What is expected:
Return the material exactly. Every line must stay as it is.

Provided material:
===
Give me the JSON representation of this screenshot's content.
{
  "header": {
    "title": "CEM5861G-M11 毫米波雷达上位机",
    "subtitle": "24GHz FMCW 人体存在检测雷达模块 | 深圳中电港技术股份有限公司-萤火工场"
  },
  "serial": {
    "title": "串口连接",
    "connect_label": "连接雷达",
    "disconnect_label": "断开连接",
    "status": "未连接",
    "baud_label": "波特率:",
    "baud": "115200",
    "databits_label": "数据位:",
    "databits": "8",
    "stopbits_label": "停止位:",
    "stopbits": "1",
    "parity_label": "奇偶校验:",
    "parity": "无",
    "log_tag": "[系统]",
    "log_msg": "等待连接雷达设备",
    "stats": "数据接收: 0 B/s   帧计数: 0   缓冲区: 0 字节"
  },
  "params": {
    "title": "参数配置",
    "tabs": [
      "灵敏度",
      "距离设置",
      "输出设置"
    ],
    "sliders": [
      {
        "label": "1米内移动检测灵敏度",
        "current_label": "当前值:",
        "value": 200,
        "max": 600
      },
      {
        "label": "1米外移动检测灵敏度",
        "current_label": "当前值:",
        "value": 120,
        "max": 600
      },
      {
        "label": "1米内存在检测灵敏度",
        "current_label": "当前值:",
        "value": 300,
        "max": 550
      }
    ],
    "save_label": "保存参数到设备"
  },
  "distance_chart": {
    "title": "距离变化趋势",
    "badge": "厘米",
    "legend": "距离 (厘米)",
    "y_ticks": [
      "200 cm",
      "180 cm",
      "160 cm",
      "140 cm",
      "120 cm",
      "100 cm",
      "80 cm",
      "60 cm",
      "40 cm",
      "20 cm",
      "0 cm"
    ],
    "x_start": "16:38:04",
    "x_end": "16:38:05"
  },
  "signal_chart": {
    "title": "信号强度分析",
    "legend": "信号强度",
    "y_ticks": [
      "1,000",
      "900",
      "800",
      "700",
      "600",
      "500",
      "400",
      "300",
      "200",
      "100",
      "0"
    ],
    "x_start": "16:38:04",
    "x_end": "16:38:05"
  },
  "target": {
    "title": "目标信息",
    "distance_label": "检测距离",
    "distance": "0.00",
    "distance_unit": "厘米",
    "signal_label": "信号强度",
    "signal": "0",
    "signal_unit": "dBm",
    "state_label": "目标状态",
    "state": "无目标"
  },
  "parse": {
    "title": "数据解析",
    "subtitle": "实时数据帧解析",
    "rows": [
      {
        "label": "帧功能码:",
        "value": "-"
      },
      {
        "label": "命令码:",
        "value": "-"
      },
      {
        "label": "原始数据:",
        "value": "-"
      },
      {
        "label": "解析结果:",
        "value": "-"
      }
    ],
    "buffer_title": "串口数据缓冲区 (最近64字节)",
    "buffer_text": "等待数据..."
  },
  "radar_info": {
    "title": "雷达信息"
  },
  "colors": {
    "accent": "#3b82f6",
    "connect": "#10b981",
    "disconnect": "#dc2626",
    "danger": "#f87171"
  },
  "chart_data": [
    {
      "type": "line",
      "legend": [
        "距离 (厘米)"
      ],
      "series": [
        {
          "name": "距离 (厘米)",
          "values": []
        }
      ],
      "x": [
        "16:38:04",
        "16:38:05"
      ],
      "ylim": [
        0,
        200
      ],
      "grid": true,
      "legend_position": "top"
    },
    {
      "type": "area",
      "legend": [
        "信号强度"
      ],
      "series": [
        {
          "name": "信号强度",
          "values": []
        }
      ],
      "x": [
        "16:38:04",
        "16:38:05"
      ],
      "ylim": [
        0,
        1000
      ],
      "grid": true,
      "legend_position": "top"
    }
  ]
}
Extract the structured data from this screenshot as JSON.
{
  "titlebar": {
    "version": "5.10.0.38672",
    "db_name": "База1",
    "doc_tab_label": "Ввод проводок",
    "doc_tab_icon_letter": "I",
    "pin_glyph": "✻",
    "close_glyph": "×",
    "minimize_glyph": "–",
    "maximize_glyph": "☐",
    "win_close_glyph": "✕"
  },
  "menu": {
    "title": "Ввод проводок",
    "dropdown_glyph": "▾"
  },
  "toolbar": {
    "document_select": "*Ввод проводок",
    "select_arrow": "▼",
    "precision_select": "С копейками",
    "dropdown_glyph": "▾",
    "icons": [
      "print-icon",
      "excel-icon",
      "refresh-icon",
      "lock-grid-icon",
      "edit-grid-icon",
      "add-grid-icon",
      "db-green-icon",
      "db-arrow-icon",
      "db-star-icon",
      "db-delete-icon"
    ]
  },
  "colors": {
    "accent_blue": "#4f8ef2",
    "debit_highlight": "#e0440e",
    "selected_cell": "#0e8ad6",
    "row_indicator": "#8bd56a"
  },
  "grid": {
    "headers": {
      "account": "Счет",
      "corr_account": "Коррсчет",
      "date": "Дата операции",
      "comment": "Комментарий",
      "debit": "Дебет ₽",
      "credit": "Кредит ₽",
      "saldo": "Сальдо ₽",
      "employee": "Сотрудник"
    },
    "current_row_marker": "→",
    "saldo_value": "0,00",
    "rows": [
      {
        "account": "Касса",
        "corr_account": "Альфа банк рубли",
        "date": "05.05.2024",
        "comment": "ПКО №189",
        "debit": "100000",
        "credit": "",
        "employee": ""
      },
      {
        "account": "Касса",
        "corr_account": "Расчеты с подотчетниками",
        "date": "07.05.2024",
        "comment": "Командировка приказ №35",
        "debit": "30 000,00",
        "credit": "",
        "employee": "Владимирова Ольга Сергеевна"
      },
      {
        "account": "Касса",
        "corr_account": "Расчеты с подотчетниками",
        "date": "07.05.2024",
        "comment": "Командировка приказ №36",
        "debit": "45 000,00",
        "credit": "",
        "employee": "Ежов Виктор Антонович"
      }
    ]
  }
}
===
Answer to the problem:
Give me the JSON representation of this screenshot's content.
{
  "header": {
    "title": "CEM5861G-M11 毫米波雷达上位机",
    "subtitle": "24GHz FMCW 人体存在检测雷达模块 | 深圳中电港技术股份有限公司-萤火工场"
  },
  "serial": {
    "title": "串口连接",
    "connect_label": "连接雷达",
    "disconnect_label": "断开连接",
    "status": "未连接",
    "baud_label": "波特率:",
    "baud": "115200",
    "databits_label": "数据位:",
    "databits": "8",
    "stopbits_label": "停止位:",
    "stopbits": "1",
    "parity_label": "奇偶校验:",
    "parity": "无",
    "log_tag": "[系统]",
    "log_msg": "等待连接雷达设备",
    "stats": "数据接收: 0 B/s   帧计数: 0   缓冲区: 0 字节"
  },
  "params": {
    "title": "参数配置",
    "tabs": [
      "灵敏度",
      "距离设置",
      "输出设置"
    ],
    "sliders": [
      {
        "label": "1米内移动检测灵敏度",
        "current_label": "当前值:",
        "value": 200,
        "max": 600
      },
      {
        "label": "1米外移动检测灵敏度",
        "current_label": "当前值:",
        "value": 120,
        "max": 600
      },
      {
        "label": "1米内存在检测灵敏度",
        "current_label": "当前值:",
        "value": 300,
        "max": 550
      }
    ],
    "save_label": "保存参数到设备"
  },
  "distance_chart": {
    "title": "距离变化趋势",
    "badge": "厘米",
    "legend": "距离 (厘米)",
    "y_ticks": [
      "200 cm",
      "180 cm",
      "160 cm",
      "140 cm",
      "120 cm",
      "100 cm",
      "80 cm",
      "60 cm",
      "40 cm",
      "20 cm",
      "0 cm"
    ],
    "x_start": "16:38:04",
    "x_end": "16:38:05"
  },
  "signal_chart": {
    "title": "信号强度分析",
    "legend": "信号强度",
    "y_ticks": [
      "1,000",
      "900",
      "800",
      "700",
      "600",
      "500",
      "400",
      "300",
      "200",
      "100",
      "0"
    ],
    "x_start": "16:38:04",
    "x_end": "16:38:05"
  },
  "target": {
    "title": "目标信息",
    "distance_label": "检测距离",
    "distance": "0.00",
    "distance_unit": "厘米",
    "signal_label": "信号强度",
    "signal": "0",
    "signal_unit": "dBm",
    "state_label": "目标状态",
    "state": "无目标"
  },
  "parse": {
    "title": "数据解析",
    "subtitle": "实时数据帧解析",
    "rows": [
      {
        "label": "帧功能码:",
        "value": "-"
      },
      {
        "label": "命令码:",
        "value": "-"
      },
      {
        "label": "原始数据:",
        "value": "-"
      },
      {
        "label": "解析结果:",
        "value": "-"
      }
    ],
    "buffer_title": "串口数据缓冲区 (最近64字节)",
    "buffer_text": "等待数据..."
  },
  "radar_info": {
    "title": "雷达信息"
  },
  "colors": {
    "accent": "#3b82f6",
    "connect": "#10b981",
    "disconnect": "#dc2626",
    "danger": "#f87171"
  },
  "chart_data": [
    {
      "type": "line",
      "legend": [
        "距离 (厘米)"
      ],
      "series": [
        {
          "name": "距离 (厘米)",
          "values": []
        }
      ],
      "x": [
        "16:38:04",
        "16:38:05"
      ],
      "ylim": [
        0,
        200
      ],
      "grid": true,
      "legend_position": "top"
    },
    {
      "type": "area",
      "legend": [
        "信号强度"
      ],
      "series": [
        {
          "name": "信号强度",
          "values": []
        }
      ],
      "x": [
        "16:38:04",
        "16:38:05"
      ],
      "ylim": [
        0,
        1000
      ],
      "grid": true,
      "legend_position": "top"
    }
  ]
}
Extract the structured data from this screenshot as JSON.
{
  "titlebar": {
    "version": "5.10.0.38672",
    "db_name": "База1",
    "doc_tab_label": "Ввод проводок",
    "doc_tab_icon_letter": "I",
    "pin_glyph": "✻",
    "close_glyph": "×",
    "minimize_glyph": "–",
    "maximize_glyph": "☐",
    "win_close_glyph": "✕"
  },
  "menu": {
    "title": "Ввод проводок",
    "dropdown_glyph": "▾"
  },
  "toolbar": {
    "document_select": "*Ввод проводок",
    "select_arrow": "▼",
    "precision_select": "С копейками",
    "dropdown_glyph": "▾",
    "icons": [
      "print-icon",
      "excel-icon",
      "refresh-icon",
      "lock-grid-icon",
      "edit-grid-icon",
      "add-grid-icon",
      "db-green-icon",
      "db-arrow-icon",
      "db-star-icon",
      "db-delete-icon"
    ]
  },
  "colors": {
    "accent_blue": "#4f8ef2",
    "debit_highlight": "#e0440e",
    "selected_cell": "#0e8ad6",
    "row_indicator": "#8bd56a"
  },
  "grid": {
    "headers": {
      "account": "Счет",
      "corr_account": "Коррсчет",
      "date": "Дата операции",
      "comment": "Комментарий",
      "debit": "Дебет ₽",
      "credit": "Кредит ₽",
      "saldo": "Сальдо ₽",
      "employee": "Сотрудник"
    },
    "current_row_marker": "→",
    "saldo_value": "0,00",
    "rows": [
      {
        "account": "Касса",
        "corr_account": "Альфа банк рубли",
        "date": "05.05.2024",
        "comment": "ПКО №189",
        "debit": "100000",
        "credit": "",
        "employee": ""
      },
      {
        "account": "Касса",
        "corr_account": "Расчеты с подотчетниками",
        "date": "07.05.2024",
        "comment": "Командировка приказ №35",
        "debit": "30 000,00",
        "credit": "",
        "employee": "Владимирова Ольга Сергеевна"
      },
      {
        "account": "Касса",
        "corr_account": "Расчеты с подотчетниками",
        "date": "07.05.2024",
        "comment": "Командировка приказ №36",
        "debit": "45 000,00",
        "credit": "",
        "employee": "Ежов Виктор Антонович"
      }
    ]
  }
}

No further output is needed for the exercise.